**THE TASK:**
Report each line of the data that includes the word "false".

Dataset rows for apps and sites
========
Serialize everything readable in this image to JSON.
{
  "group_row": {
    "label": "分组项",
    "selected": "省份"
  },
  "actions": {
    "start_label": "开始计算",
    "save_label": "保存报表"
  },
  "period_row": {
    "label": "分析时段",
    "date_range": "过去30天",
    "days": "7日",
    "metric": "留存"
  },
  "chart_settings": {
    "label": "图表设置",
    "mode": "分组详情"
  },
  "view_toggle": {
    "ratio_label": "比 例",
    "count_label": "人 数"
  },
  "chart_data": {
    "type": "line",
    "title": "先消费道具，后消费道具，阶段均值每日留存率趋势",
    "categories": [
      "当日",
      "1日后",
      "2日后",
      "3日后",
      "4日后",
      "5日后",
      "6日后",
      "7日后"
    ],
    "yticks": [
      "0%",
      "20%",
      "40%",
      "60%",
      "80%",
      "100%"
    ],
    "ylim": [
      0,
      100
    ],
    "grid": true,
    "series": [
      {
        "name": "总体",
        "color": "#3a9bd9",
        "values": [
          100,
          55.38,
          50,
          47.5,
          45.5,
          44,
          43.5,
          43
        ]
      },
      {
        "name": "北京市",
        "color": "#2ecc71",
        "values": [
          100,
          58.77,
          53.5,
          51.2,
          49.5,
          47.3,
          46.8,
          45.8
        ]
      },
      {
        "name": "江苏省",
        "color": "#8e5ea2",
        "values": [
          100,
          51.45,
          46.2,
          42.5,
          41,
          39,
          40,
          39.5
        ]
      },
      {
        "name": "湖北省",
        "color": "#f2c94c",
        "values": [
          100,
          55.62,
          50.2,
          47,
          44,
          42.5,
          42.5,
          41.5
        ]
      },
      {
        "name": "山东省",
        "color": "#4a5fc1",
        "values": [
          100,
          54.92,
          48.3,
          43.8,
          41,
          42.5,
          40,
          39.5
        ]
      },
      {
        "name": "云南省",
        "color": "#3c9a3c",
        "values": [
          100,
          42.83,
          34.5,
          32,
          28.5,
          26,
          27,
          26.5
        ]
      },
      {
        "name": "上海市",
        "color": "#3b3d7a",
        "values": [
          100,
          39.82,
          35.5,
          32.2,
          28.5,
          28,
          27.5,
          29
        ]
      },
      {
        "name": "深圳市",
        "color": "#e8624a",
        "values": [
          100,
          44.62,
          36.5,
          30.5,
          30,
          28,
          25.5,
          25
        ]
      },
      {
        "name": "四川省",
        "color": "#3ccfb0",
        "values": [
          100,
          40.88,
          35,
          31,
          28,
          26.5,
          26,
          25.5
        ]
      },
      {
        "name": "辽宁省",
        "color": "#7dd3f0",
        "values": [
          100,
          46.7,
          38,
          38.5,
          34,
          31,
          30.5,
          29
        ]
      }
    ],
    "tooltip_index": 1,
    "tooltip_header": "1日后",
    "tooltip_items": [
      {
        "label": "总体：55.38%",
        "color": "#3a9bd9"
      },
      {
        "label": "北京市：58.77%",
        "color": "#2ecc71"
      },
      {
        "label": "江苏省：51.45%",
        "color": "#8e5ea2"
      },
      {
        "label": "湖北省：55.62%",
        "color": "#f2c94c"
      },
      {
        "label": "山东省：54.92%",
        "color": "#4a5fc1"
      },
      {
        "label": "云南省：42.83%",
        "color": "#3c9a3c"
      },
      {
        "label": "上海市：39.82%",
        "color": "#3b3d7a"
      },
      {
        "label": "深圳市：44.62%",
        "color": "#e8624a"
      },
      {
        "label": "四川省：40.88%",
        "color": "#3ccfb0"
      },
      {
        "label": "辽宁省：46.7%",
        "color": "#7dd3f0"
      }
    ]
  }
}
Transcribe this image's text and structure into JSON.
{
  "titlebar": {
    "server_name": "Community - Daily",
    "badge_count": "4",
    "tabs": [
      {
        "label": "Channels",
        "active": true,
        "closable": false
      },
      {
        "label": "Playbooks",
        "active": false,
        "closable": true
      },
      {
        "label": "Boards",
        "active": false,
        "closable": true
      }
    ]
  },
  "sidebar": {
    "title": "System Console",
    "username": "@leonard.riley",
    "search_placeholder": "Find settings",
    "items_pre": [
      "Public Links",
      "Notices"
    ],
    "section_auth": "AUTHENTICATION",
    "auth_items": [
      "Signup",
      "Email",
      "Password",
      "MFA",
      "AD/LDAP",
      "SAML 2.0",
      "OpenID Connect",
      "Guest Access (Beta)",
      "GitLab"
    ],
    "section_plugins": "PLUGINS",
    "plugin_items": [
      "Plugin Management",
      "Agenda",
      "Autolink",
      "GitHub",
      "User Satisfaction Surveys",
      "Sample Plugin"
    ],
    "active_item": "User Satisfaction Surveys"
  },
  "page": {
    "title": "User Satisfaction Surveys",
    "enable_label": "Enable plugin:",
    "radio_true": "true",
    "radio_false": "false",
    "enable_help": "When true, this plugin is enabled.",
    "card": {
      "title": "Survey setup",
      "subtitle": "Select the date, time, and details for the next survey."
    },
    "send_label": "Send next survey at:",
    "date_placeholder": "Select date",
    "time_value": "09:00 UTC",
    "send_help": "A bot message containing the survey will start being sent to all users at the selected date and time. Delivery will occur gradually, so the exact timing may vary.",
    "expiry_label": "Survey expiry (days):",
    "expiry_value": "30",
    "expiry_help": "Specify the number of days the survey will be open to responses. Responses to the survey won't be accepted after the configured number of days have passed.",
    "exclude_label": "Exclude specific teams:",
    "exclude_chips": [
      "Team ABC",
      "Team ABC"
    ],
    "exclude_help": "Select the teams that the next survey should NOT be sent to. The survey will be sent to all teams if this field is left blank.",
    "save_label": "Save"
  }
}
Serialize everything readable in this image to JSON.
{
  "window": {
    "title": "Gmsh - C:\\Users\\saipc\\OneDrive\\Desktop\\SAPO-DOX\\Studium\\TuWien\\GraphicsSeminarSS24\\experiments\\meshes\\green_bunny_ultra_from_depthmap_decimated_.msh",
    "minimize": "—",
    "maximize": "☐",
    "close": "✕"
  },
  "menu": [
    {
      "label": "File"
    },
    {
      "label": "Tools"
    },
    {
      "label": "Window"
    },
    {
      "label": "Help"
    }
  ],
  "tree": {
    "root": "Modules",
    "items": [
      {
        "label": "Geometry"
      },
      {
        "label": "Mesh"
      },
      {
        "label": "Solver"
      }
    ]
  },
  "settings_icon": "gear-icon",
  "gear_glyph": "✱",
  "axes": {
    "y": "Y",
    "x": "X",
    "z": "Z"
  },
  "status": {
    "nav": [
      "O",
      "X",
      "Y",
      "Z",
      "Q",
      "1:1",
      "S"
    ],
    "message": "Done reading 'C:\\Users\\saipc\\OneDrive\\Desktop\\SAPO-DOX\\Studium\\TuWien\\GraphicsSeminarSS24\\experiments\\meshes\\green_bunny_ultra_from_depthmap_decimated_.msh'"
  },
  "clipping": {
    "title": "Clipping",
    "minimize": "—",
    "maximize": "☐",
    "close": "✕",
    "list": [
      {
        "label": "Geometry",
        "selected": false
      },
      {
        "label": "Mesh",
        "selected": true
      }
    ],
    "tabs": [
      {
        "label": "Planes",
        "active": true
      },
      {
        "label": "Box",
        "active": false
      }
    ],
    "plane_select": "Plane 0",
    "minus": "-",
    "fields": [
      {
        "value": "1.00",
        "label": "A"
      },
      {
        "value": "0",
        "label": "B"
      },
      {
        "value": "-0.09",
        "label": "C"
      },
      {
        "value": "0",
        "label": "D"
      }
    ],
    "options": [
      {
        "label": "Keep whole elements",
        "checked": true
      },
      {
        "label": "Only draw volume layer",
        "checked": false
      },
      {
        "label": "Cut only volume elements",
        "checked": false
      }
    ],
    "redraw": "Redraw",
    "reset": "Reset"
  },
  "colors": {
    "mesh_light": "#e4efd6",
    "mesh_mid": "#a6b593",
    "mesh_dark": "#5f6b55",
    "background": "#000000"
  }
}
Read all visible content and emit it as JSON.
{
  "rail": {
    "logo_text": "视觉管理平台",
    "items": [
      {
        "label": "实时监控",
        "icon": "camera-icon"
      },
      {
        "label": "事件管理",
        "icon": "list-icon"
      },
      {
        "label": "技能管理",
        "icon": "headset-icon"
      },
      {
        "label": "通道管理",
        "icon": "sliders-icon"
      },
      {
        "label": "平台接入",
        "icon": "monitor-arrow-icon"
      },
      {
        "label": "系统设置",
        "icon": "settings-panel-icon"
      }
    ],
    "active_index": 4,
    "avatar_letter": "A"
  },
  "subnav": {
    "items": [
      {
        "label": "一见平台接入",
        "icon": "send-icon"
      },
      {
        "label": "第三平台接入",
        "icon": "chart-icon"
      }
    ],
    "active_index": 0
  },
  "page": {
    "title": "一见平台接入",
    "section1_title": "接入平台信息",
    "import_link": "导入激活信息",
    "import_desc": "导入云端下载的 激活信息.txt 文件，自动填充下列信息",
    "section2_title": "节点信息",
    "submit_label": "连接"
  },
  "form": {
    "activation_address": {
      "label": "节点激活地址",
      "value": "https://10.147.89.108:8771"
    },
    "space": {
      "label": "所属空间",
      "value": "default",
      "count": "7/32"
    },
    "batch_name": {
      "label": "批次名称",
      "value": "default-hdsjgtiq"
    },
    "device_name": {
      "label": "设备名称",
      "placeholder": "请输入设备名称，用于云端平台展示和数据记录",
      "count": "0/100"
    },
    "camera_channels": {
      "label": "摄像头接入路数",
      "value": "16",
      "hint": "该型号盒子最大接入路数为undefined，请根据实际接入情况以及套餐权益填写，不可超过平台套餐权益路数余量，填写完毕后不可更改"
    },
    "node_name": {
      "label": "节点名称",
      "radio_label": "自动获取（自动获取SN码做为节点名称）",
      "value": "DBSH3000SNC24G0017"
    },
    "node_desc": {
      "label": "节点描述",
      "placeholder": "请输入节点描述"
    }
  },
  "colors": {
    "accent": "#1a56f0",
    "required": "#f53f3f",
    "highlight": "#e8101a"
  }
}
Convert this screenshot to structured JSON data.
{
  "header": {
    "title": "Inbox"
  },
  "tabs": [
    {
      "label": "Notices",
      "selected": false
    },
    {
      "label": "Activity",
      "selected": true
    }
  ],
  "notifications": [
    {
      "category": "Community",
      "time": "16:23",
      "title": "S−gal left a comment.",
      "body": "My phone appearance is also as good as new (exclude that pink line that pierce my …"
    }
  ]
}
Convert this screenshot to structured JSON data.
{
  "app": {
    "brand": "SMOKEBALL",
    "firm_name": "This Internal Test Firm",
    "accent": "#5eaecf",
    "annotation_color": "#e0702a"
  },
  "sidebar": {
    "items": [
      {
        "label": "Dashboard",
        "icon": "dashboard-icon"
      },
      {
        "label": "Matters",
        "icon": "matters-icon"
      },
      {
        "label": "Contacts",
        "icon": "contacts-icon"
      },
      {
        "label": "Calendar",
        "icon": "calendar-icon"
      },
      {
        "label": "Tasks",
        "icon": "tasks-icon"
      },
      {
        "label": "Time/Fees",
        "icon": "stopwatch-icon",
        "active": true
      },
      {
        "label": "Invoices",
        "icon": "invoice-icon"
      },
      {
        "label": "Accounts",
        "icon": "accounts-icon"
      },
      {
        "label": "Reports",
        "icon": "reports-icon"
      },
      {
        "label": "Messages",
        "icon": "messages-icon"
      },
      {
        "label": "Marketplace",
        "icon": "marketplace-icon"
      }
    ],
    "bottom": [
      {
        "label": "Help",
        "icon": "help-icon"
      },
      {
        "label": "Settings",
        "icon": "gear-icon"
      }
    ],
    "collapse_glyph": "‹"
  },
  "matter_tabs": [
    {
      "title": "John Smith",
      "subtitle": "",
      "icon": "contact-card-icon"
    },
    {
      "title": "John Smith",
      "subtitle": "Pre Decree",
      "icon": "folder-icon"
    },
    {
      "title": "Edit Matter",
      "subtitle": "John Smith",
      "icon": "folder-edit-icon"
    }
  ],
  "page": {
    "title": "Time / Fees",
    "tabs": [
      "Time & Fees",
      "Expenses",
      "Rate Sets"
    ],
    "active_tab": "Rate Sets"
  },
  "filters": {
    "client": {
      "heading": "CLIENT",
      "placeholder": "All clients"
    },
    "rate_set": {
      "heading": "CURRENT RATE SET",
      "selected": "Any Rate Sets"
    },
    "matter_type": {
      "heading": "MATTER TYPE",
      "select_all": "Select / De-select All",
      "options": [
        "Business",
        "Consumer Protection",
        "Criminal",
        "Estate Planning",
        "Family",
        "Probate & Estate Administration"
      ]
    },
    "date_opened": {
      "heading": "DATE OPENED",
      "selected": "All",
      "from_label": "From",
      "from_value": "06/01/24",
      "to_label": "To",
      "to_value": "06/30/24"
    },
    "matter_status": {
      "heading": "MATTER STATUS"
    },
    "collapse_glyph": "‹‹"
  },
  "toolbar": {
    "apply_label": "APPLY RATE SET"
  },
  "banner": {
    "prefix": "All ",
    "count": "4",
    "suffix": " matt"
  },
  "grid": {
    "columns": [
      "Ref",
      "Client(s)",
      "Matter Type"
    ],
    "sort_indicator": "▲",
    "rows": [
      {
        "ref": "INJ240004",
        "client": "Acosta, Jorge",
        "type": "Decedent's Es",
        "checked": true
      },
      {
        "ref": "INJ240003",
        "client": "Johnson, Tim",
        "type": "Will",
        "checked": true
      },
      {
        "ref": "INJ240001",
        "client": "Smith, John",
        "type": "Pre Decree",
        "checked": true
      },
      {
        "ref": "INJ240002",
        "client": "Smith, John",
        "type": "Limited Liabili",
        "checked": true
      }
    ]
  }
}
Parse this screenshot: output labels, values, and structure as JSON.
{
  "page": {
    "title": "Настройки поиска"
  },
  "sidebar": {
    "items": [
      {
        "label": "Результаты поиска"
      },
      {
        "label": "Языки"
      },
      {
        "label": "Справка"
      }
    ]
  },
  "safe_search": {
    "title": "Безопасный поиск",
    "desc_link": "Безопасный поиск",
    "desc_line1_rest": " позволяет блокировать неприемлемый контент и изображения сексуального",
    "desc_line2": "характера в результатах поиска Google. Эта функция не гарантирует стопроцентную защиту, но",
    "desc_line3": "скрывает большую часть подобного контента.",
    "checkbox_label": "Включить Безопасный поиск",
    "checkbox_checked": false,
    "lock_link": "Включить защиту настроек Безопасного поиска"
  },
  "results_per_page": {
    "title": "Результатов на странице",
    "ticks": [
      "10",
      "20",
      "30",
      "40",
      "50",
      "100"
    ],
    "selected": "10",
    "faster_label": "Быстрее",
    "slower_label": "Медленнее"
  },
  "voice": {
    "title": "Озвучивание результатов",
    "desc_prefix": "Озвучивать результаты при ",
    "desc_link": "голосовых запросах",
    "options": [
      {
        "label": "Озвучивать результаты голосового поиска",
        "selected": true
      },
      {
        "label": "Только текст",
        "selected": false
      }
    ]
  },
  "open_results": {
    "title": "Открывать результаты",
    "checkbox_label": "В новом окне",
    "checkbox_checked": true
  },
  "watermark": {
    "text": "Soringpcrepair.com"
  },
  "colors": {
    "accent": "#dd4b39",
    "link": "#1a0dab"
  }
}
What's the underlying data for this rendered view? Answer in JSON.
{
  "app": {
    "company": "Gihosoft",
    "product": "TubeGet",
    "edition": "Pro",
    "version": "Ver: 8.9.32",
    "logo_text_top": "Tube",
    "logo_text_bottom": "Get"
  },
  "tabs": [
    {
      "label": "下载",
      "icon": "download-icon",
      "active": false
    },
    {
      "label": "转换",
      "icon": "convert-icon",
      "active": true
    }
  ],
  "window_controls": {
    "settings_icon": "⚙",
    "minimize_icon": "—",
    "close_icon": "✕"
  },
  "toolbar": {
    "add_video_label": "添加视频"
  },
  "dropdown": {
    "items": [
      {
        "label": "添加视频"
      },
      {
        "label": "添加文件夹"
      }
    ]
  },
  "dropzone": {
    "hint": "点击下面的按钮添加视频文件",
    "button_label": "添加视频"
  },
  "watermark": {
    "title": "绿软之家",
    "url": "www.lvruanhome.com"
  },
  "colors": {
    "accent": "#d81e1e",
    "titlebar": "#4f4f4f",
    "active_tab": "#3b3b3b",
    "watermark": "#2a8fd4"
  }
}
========
**TASK ANSWER:**
        "closable": false
        "active": false,
        "active": false,
    "radio_false": "false",
        "selected": false
        "active": false
        "checked": false
        "checked": false
      "selected": false
    "checkbox_checked": false,
        "selected": false
      "active": false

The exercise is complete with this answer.